The correct time for winter pruning perennial plants has sort of changed, too. It used to be accepted that George Washington’s official birthday was perfect for pruning roses and other shrubs. That was back when Washington’s Birthday was on Feb. 22, which was not his real birthday. His birth was revised first when the British changed the entire calendar while he was a young man.

Then a couple of centuries later Congress changed the holiday observance to the third Monday in February every year to make for a three-day weekend for themselves and government employees.

Holidays aside, the winter dormant season is the right time to prune many perennials. And over the years, I’ve formed an opinion that most anytime in winter is okay to prune these plants. I know the “logic” is if we prune too early and a hard freeze comes, the pruned spot on branches could be freeze-damaged.

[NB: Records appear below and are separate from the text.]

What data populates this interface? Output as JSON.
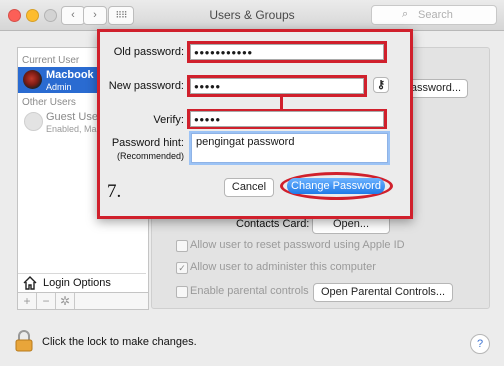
{
  "window": {
    "title": "Users & Groups",
    "search_placeholder": "Search"
  },
  "sidebar": {
    "current_user_header": "Current User",
    "current_user": {
      "name": "Macbook P",
      "role": "Admin"
    },
    "other_users_header": "Other Users",
    "guest_user": {
      "name": "Guest User",
      "status": "Enabled, Ma"
    },
    "login_options": "Login Options",
    "add": "+",
    "remove": "−",
    "gear": "✲"
  },
  "pane": {
    "change_password_button": "assword...",
    "contacts_card_label": "Contacts Card:",
    "open_button": "Open...",
    "allow_reset": "Allow user to reset password using Apple ID",
    "allow_admin": "Allow user to administer this computer",
    "parental_controls": "Enable parental controls",
    "open_parental_button": "Open Parental Controls..."
  },
  "dialog": {
    "old_password_label": "Old password:",
    "old_password_value": "●●●●●●●●●●●",
    "new_password_label": "New password:",
    "new_password_value": "●●●●●",
    "verify_label": "Verify:",
    "verify_value": "●●●●●",
    "hint_label": "Password hint:",
    "hint_sublabel": "(Recommended)",
    "hint_value": "pengingat password",
    "step_annotation": "7.",
    "cancel_button": "Cancel",
    "change_password_button": "Change Password",
    "key_icon": "⚷"
  },
  "bottom": {
    "lock_text": "Click the lock to make changes.",
    "help": "?"
  },
  "colors": {
    "annotation_red": "#d0202c",
    "selection_blue": "#2a6bd1",
    "button_blue": "#1f7ae8"
  }
}
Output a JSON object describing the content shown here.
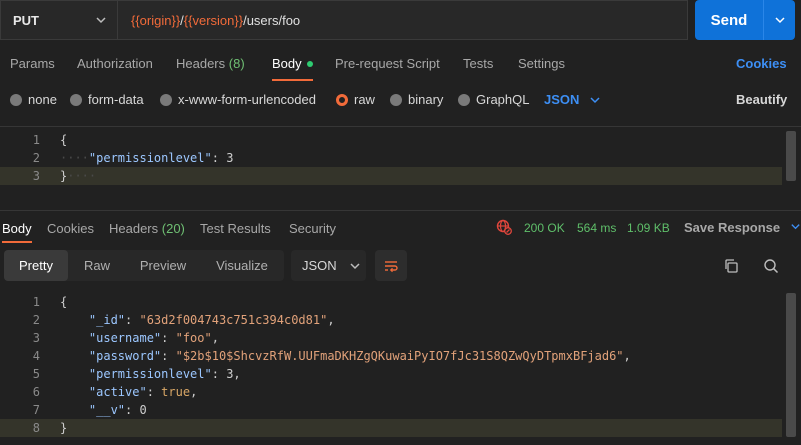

I’ve personally never known of a pruned perennial severely affected by freezing weather. Our freezes are just not as severe or long-lasting as those of colder climates.

If a fresh cut actually were cold-damaged here, when spring green-up comes, new growth would sprout out somewhere below the killed cut and take off. Therefore, my own timing for winter pruning is when days are pleasant and I am in the mood.

More important than which day or weekend in January, February or early March we prune perennial trees and shrubs is knowing which ones to winter prune and how to prune.

The early spring bloomers already have their bloom buds waiting for day length and warmer weather to trigger bloom opening. These buds were formed last summer. Cutting back limbs bearing bloom buds on the ready will reduce blooming. Cut back far enough and there will be no spring blooms.

Such a mistake will not kill plants or affect their longevity but will cost one year’s spring bloom. Azalea and forsythia are among such early bloomers. Most fruit trees and muscadine vines are also early bloomers.

Proper winter pruning leaves the right amount of blooms for a good fruit set while removing excess blooms to prevent overcrowded, undersized fruit and to control the size and shape of the plants for the future.


Terry Rector writes for the Warren County Soil and Water Conservation District.